- Master List: If you have a large stock of food or hate to run out of essentials, you may want to create a master list of everything in your pantry. Tape the list on your pantry door and when you use the last of an item, circle or highlight it. When it’s time for a shopping trip, add depleted items to your shopping list, then print out a new list to replace the old one.
- Shopping List: Take stock of the items you have and what you need while everything is out and in plain sight, then make a shopping list for your next trip to the store.
Take a good look at your clean, empty pantry. This is your blank canvas, so don’t go messing it up by throwing the contents back in haphazardly. The key to maintaining an organized pantry is logic and consistency. Let’s start from the bottom and work our way up.
- Floor Area: To avoid attracting ants or other creepy crawlers, keep only non-food items or airtight, unopened canned food on the floor. Appliances, cleaning supplies, a small step stool and oversized items can also be stored here. Smaller, grouped items can be placed in baskets for easy access.
- Pantry Door: Place plastic shopping bags in an empty tissue box or a specially designed bag holder affixed to the back of the pantry door. Above it, place a self-adhesive hook for cloth shopping bags, an apron or oven mitts.
- Middle Shelves: Line your shelves with shelf liner or paper, if desired, then place the items that you use most on the middle shelves. Keep them in groups, using one shelf for each group of items. If necessary, put more than one group on a shelf, but make sure the items go together in your mind. For example, you might choose to group cereal and snacks, or condiments and canned goods.
- Spices: Relocate your spices to a drawer or rack. Spices tend to get lost and knocked over when stored in a pantry with larger items. And always make sure your spice containers are tightly sealed—exposure to moisture and air is a sure way to ruin them.
- Top Shelves: Use the top shelf for rarely used items, such as specialty ingredients or holiday dishware, along with unopened duplicates of products. (Opened duplicate products should be stored in the refrigerator or a more accessible shelf.)

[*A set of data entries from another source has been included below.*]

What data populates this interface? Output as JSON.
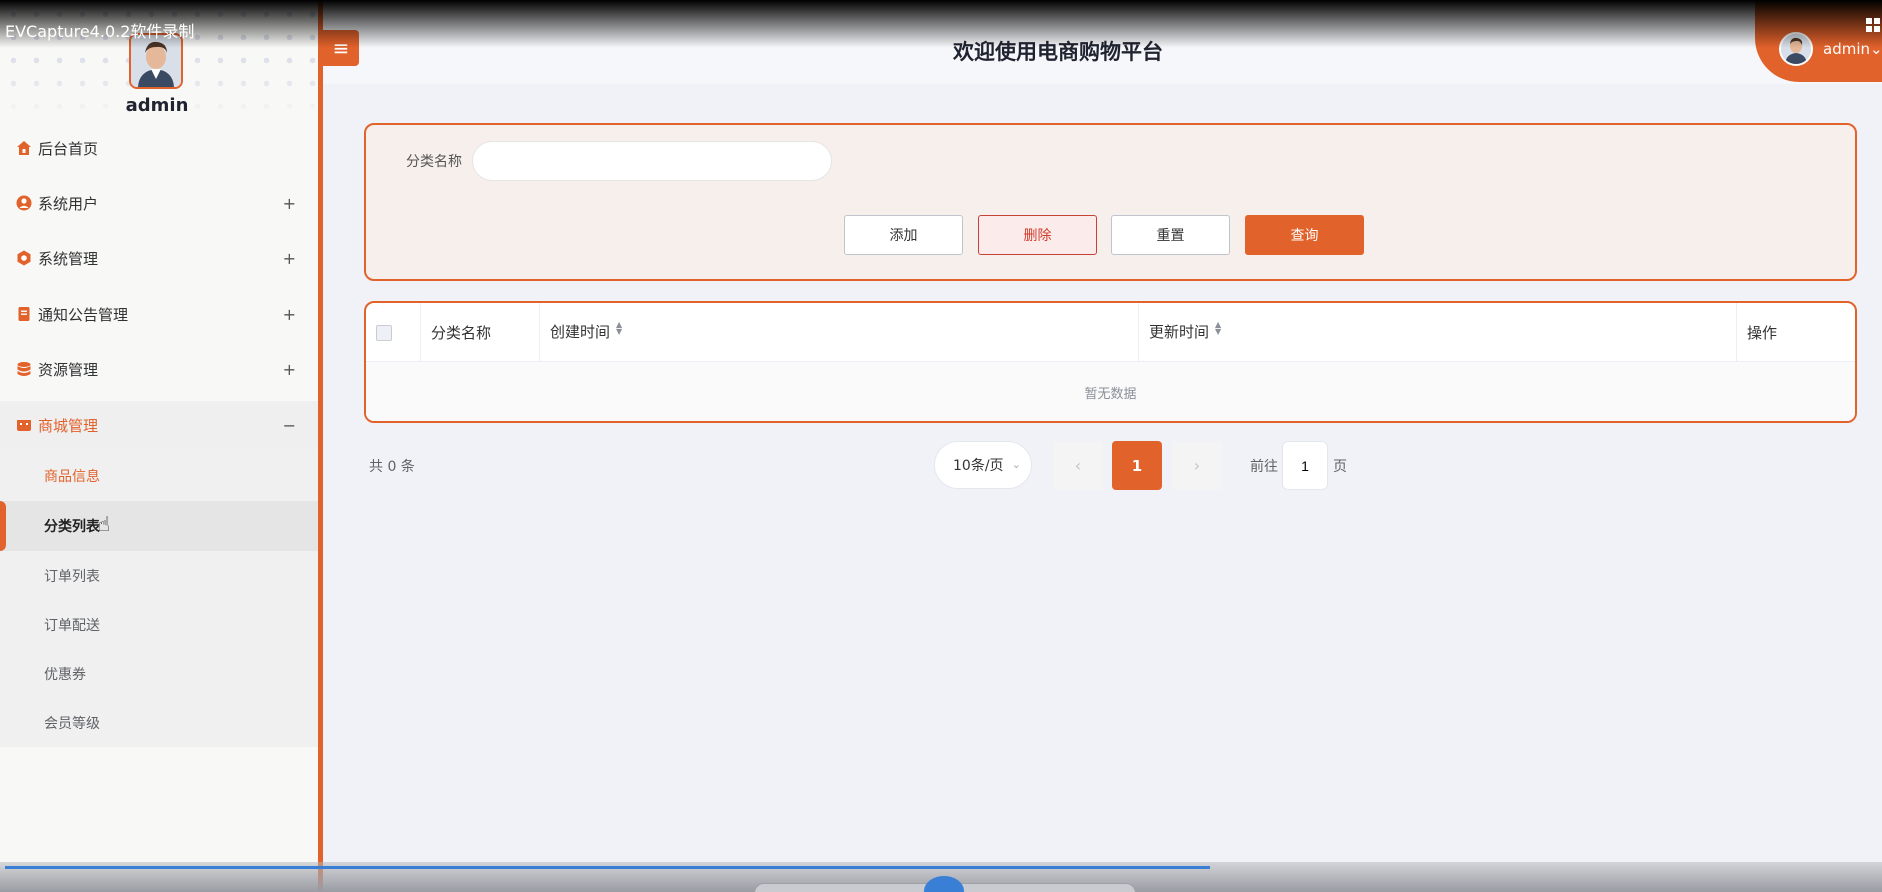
{
  "recorder": {
    "title": "EVCapture4.0.2软件录制"
  },
  "sidebar": {
    "username": "admin",
    "menu": [
      {
        "label": "后台首页",
        "icon": "home-icon",
        "expand": ""
      },
      {
        "label": "系统用户",
        "icon": "user-icon",
        "expand": "+"
      },
      {
        "label": "系统管理",
        "icon": "gear-icon",
        "expand": "+"
      },
      {
        "label": "通知公告管理",
        "icon": "document-icon",
        "expand": "+"
      },
      {
        "label": "资源管理",
        "icon": "database-icon",
        "expand": "+"
      },
      {
        "label": "商城管理",
        "icon": "shop-icon",
        "expand": "−"
      }
    ],
    "submenu": [
      {
        "label": "商品信息"
      },
      {
        "label": "分类列表"
      },
      {
        "label": "订单列表"
      },
      {
        "label": "订单配送"
      },
      {
        "label": "优惠券"
      },
      {
        "label": "会员等级"
      }
    ]
  },
  "header": {
    "title": "欢迎使用电商购物平台",
    "user": "admin",
    "user_caret": "⌄"
  },
  "search": {
    "field_label": "分类名称",
    "field_value": "",
    "buttons": {
      "add": "添加",
      "delete": "删除",
      "reset": "重置",
      "query": "查询"
    }
  },
  "table": {
    "columns": [
      "分类名称",
      "创建时间",
      "更新时间",
      "操作"
    ],
    "empty_text": "暂无数据"
  },
  "pagination": {
    "total_text": "共 0 条",
    "page_size": "10条/页",
    "current_page": "1",
    "goto_label": "前往",
    "goto_value": "1",
    "goto_suffix": "页"
  },
  "colors": {
    "accent": "#e2622b",
    "danger": "#d03b2a"
  }
}
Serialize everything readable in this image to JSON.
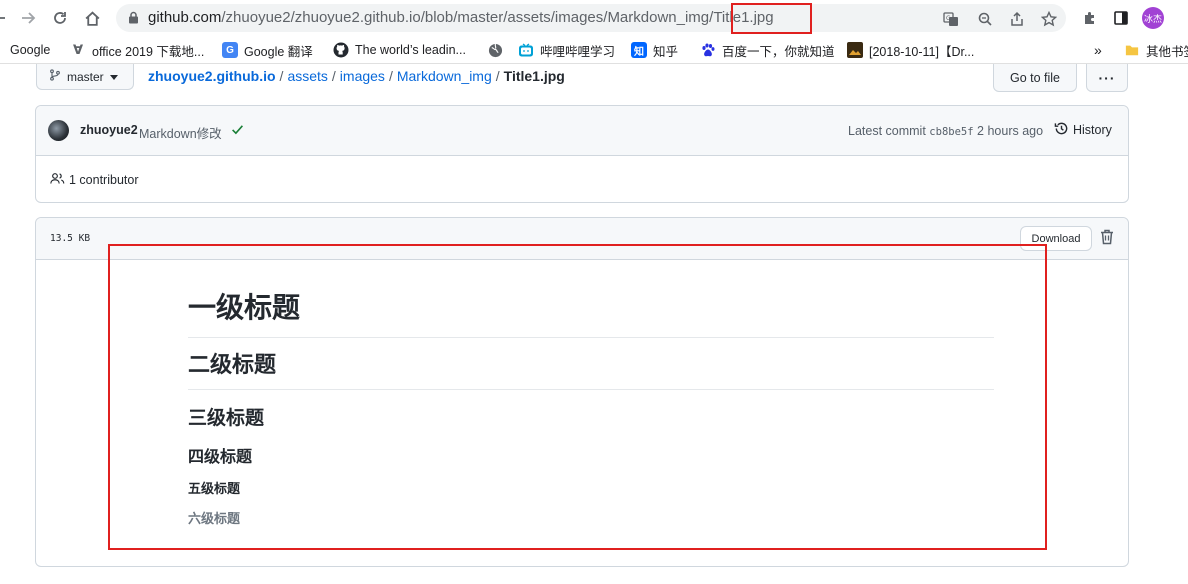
{
  "browser": {
    "url_host": "github.com",
    "url_path": "/zhuoyue2/zhuoyue2.github.io/blob/master/assets/images/Markdown_img/Title1.jpg",
    "avatar_text": "冰杰",
    "bookmarks": [
      {
        "label": "Google",
        "icon": "google-icon"
      },
      {
        "label": "office 2019 下载地...",
        "icon": "office-icon"
      },
      {
        "label": "Google 翻译",
        "icon": "translate-icon"
      },
      {
        "label": "The world’s leadin...",
        "icon": "github-icon"
      },
      {
        "label": "哔哩哔哩学习",
        "icon": "bilibili-icon"
      },
      {
        "label": "知乎",
        "icon": "zhihu-icon"
      },
      {
        "label": "百度一下，你就知道",
        "icon": "baidu-icon"
      },
      {
        "label": "[2018-10-11]【Dr...",
        "icon": "image-icon"
      }
    ],
    "overflow_label": "»",
    "other_bookmarks": "其他书签",
    "accent_colors": {
      "highlight": "#e0201f",
      "link": "#0969da",
      "avatar": "#a142d4"
    }
  },
  "repo": {
    "branch": "master",
    "breadcrumbs": [
      "zhuoyue2.github.io",
      "assets",
      "images",
      "Markdown_img"
    ],
    "file_name": "Title1.jpg",
    "go_to_file": "Go to file",
    "more": "···"
  },
  "commit": {
    "user": "zhuoyue2",
    "message": "Markdown修改",
    "latest_prefix": "Latest commit",
    "sha": "cb8be5f",
    "time": "2 hours ago",
    "history": "History",
    "contributors": "1 contributor"
  },
  "file": {
    "size": "13.5 KB",
    "download": "Download"
  },
  "preview": {
    "h1": "一级标题",
    "h2": "二级标题",
    "h3": "三级标题",
    "h4": "四级标题",
    "h5": "五级标题",
    "h6": "六级标题"
  }
}
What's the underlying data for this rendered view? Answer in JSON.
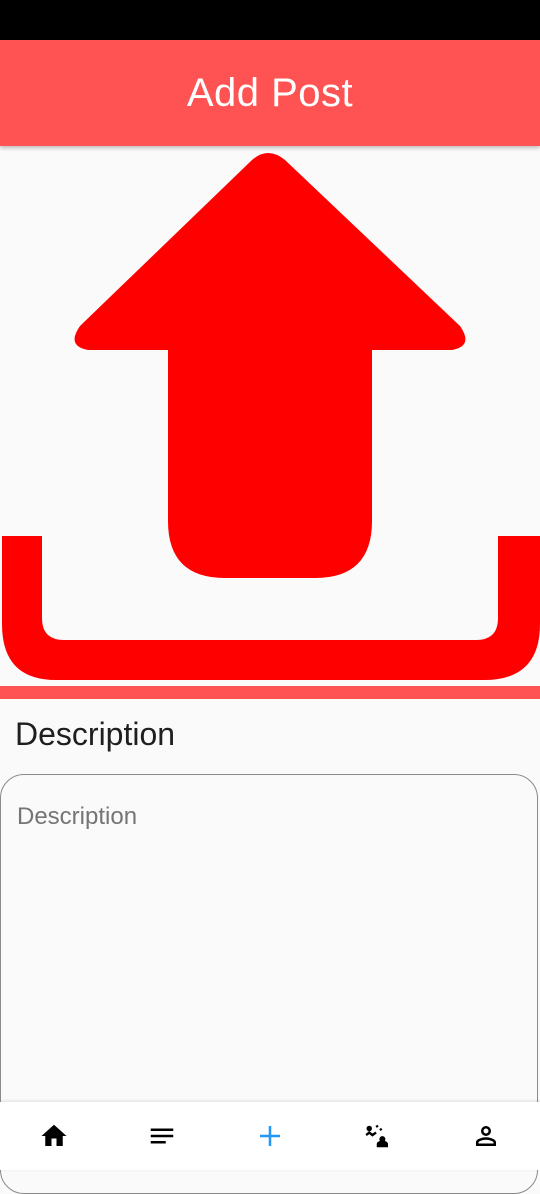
{
  "app_bar": {
    "title": "Add Post",
    "background": "#ff5252",
    "title_color": "#ffffff"
  },
  "upload": {
    "icon": "upload-icon",
    "icon_color": "#ff0000"
  },
  "description": {
    "label": "Description",
    "placeholder": "Description",
    "value": ""
  },
  "bottom_nav": {
    "items": [
      {
        "icon": "home-icon",
        "active": false
      },
      {
        "icon": "feed-list-icon",
        "active": false
      },
      {
        "icon": "add-icon",
        "active": true
      },
      {
        "icon": "connections-icon",
        "active": false
      },
      {
        "icon": "profile-icon",
        "active": false
      }
    ],
    "active_color": "#2196f3",
    "inactive_color": "#000000"
  }
}
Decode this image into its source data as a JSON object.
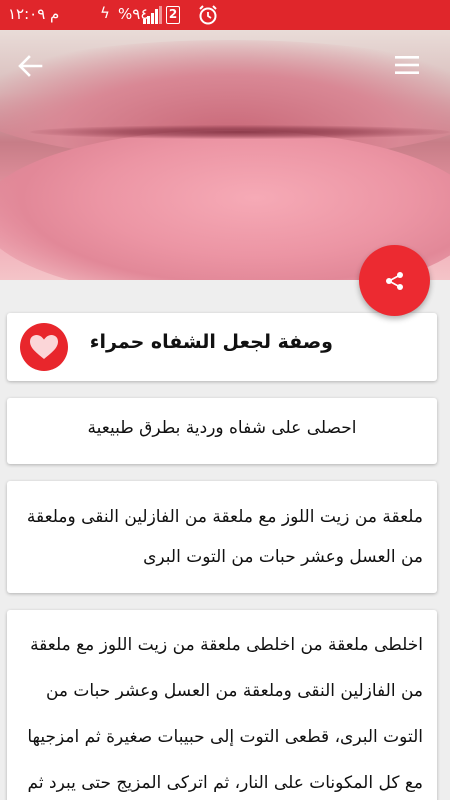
{
  "status_bar": {
    "clock": "م ١٢:٠٩",
    "battery": "%٩٤",
    "sim_number": "2",
    "icons": [
      "charging-icon",
      "signal-icon",
      "sim-icon",
      "alarm-icon"
    ],
    "background_color": "#e0262b"
  },
  "toolbar": {
    "back_icon": "arrow-back-icon",
    "menu_icon": "hamburger-menu-icon"
  },
  "fab": {
    "icon": "share-icon",
    "color": "#ec2a31"
  },
  "recipe": {
    "title": "وصفة لجعل الشفاه حمراء",
    "favorite_icon": "heart-icon",
    "subtitle": "احصلى على شفاه وردية بطرق طبيعية",
    "ingredients": "ملعقة من زيت اللوز مع ملعقة من الفازلين النقى وملعقة من العسل وعشر حبات من التوت البرى",
    "method": "اخلطى ملعقة من اخلطى ملعقة من زيت اللوز مع ملعقة من الفازلين النقى وملعقة من العسل وعشر حبات من التوت البرى، قطعى التوت إلى حبيبات صغيرة ثم امزجيها مع كل المكونات على النار، ثم اتركى المزيج حتى يبرد ثم"
  },
  "accent_color": "#e8262c"
}
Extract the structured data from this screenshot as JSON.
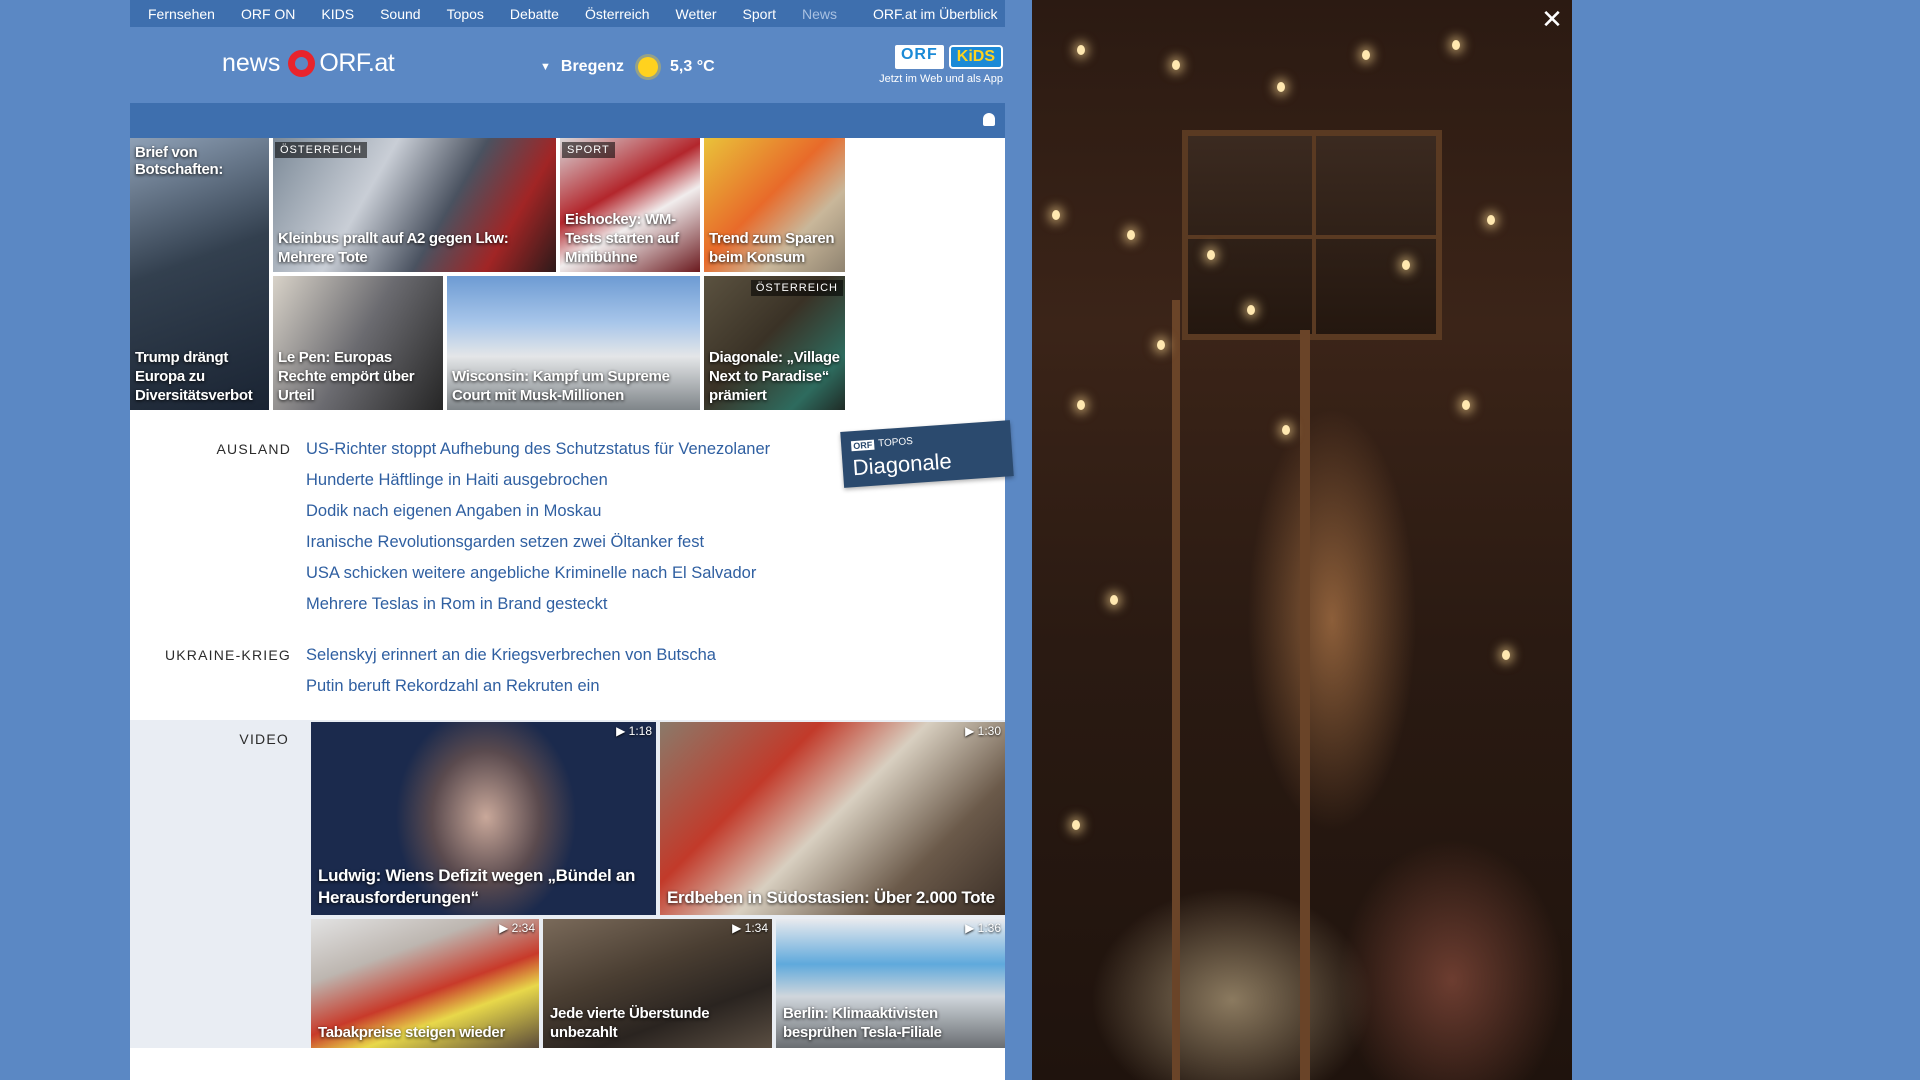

Kick Back and Enjoy Your New Pantry
Tada! You’re done! Now step back and take a good look at your hard work. Your pantry should be clean, simple to navigate and easy to keep organized—the perfect complement to your favorite spring and summer recipes. And the best part? You’ll spend less time in the kitchen searching for ingredients and more time enjoying the warmer months ahead.